Ultimately after 1 month of working at the UN, you start getting a glimpse and understanding of how things are functioning here, and what people are talking about (or not). I guess one of the major discussions reg. the UN – is the reformation or optimization of the organization itself. When people talk about that – they are usually referring to the reformation of the Security Council, which, is a discussion that pretty much has been going on within the UN for the last 20 years.
Basically the Security Council, which today is the body that has the most political authority in the world, was established in 1946, and the great winners of the WW2, were given the ultimate power within it: UK, France, US, Russia and China. The Great P5. However, the WW2 happened a long time ago, and the world certainly has changed since then. Everyone within the UN (well, perhaps except the great P5), more or less agrees upon the fact that a change is needed in order to become more transparent and actually more realistically represent the current world order. However – how to change? That is an entirely different and complex question.
So far many different scenarios have been proposed, discussed, torn apart, ignored etc. Some believe that if we believe in democracy, then, 5 new permanent members should be added (like Japan, India, Brazil, Africa, and perhaps Indonesia) in order to make it more democratic. A move was even made in 2005 to add 4 more member states (which failed), however – whatever the number of countries is that really wanted to get in, an even greater number does not wish to see them succeed. Pakistan wishes to prevent India from entering, China doesn’t wish to see Japan on the seat next to them, Brazil vs Mexico, and so on. Furthermore another problem emerges when it is being suggested to add members: suddenly Africa becomes a bit of a thorny problem, as the country itself is incapable of deciding WHO should be their representative. And then comes Europe – many are questioning why the EU does not have 1 member-spot. If Europe was willing to unite it would be representing 400 million inhabitants – a great and strong voice. However, imagining France or UK swallowing their pride and stepping back, well, thats a bit of an utopia. Especially taking the current financial situation of Europe into account, which makes it simply incapable of dealing with yet another issue.
Today I attended a conference on how children are becoming peace-builders. It was a great, and an inspiring day, that brought back a little of trust to my else dark vision of the future of the world. These children were asking for a voice within the Security Council (a resolution). Now certainly this gets funny – you have countries fighting for power and recognition, and with no real desire to actually see an improvement or change within the world – and then you have a bunch of children, who, being war- and traffic victims, have seen the value of true peace and true war. When they suggested having a place within the Security Council people laughed a bit, as, well “obviously”, it is completely out of the agenda.
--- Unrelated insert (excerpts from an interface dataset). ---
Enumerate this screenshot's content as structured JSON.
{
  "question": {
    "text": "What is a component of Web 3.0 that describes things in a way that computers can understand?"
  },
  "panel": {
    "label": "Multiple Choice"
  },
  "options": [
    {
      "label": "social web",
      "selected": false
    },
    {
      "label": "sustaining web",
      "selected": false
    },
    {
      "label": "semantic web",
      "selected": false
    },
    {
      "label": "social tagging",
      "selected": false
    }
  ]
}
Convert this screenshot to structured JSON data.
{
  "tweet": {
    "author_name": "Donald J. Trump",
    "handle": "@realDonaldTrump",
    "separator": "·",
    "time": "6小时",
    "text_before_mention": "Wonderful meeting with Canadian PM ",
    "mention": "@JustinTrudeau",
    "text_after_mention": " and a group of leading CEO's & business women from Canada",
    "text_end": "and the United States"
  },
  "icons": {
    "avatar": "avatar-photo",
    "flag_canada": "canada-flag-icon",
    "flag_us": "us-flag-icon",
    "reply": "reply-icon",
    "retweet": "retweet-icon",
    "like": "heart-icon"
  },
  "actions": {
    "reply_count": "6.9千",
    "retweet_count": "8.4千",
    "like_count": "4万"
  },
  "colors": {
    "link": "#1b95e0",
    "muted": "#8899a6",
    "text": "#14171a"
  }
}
However, a shy boy stood up, and questioned:
” You do not believe that we are old enough to have a say on how the world is being governed? But do you believe we are old enough to be soldiers of your wars? Are we old enough to kill and lick the blood of our hands? Are we old enough to be trafficked in order to become your sex slaves? Are we old enough to live on the streets, alone, and hunt for the food that will keep us alive? No. We are not. But we are all that. “
A silence entered the room. And stayed there until it became impossible to ignore.
We all stood up and gave the little guy a great applause for his courage – but, most of all, I think the applause was for his believe. His believe in a system of which its own members have stopped believing in. Maybe what we really ought to do, is to give the permanent seat to those for whom it is not a zero-sum game. But simply a strive for, if not a perfect, then just a better world. Because ultimately, it is really not a matter of who is on the board or who is out – it is a matter of how we can enable the Security Council to fulfill its task of peace and security in the world, in the best and most efficient way.
A beautiful dream?